SINGAPORE — At a celebratory dinner last night in honour of Mr Lee Kuan Yew’s 90th birthday, which falls on Sept 16, tributes were paid to the former Prime Minister for his work in fostering closer ties between Singapore and China, as well as in emphasising bilingualism and biculturalism, which prepared the Republic to ride on the Asian giant’s economic growth.
The organisers of the dinner — the Singapore Federation of Chinese Clan Associations, Singapore Chinese Chamber of Commerce & Industry, and Business China — honoured Mr Lee for transforming Singapore from a small backward island with limited resources into a prosperous and developed nation today.
At a speech charting Mr Lee’s achievements, Mr Chua Thian Poh, who represented all three associations, said in Mandarin: “The Singapore model developed by Mr Lee has been highly regarded and widely replicated. This success model has resulted in our tiny garden-city state playing an instrumental role on the world stage ... I believe all guests present today are as grateful to Mr Lee as I am.”
Although Mr Lee was unable to attend the event, held at the Shangri-La Hotel, his son, Mr Lee Hsien Yang, represented him.
Mr Lee Kuan Yew’s Press Secretary said he had wanted to come but doctors had advised against it as a precautionary health measure.
Attended by 800 guests, the dinner was graced by Deputy Prime Minister Teo Chee Hean, Emeritus Senior Minister Goh Chok Tong, Speaker of Parliament Halimah Yacob, some present and past Cabinet ministers, as well as Chinese community leaders.
At the dinner, the younger Mr Lee spoke of the pains his Peranakan father, who learnt Mandarin only as an adult, took to maintain his proficiency in the language.
“To overcome this, he continues to take regular Mandarin lessons at age 90 ... Learning the language enabled my father to more effectively convey his ideas and rally political support for them.

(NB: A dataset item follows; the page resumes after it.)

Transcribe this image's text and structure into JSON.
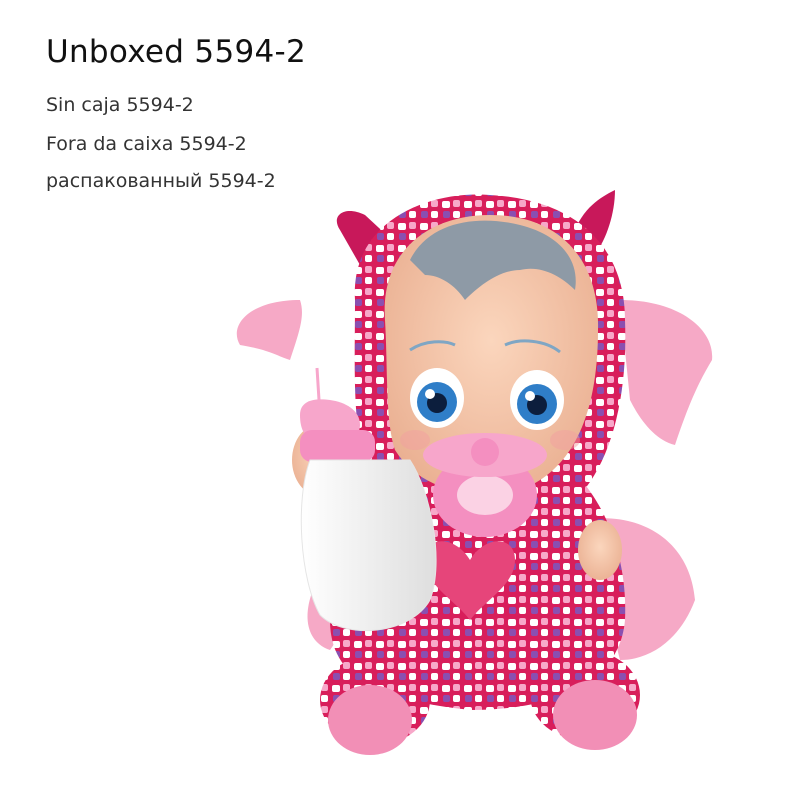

“Without that, it would not have been possible (to) go down the path that has led Singapore to where it is today. It also gave him a window into China and the Chinese world view, building strong foundations for the strong bilateral ties and close cooperation that both countries enjoy today.”
A commemorative book, Lee Kuan Yew and Singapore-China Relations, commissioned by Business China and produced together with the Chinese Newspapers Division of Singapore Press Holdings, was also unveiled at the dinner.
The book, which includes many unpublished pictures, charts significant milestones in the development of Singapore-Sino ties and Mr Lee’s relationship with five generations of China’s leaders. He has visited China 33 times over 37 years.
It is not for sale to the public, but was distributed to all dinner guests. The book will also be given to members of Business China, of which he is a patron.
Mr Lee, whose birthday falls on Sept 16, was also conferred the Business China Lifetime Achievement award, in celebration of his work in fostering Singapore-China ties.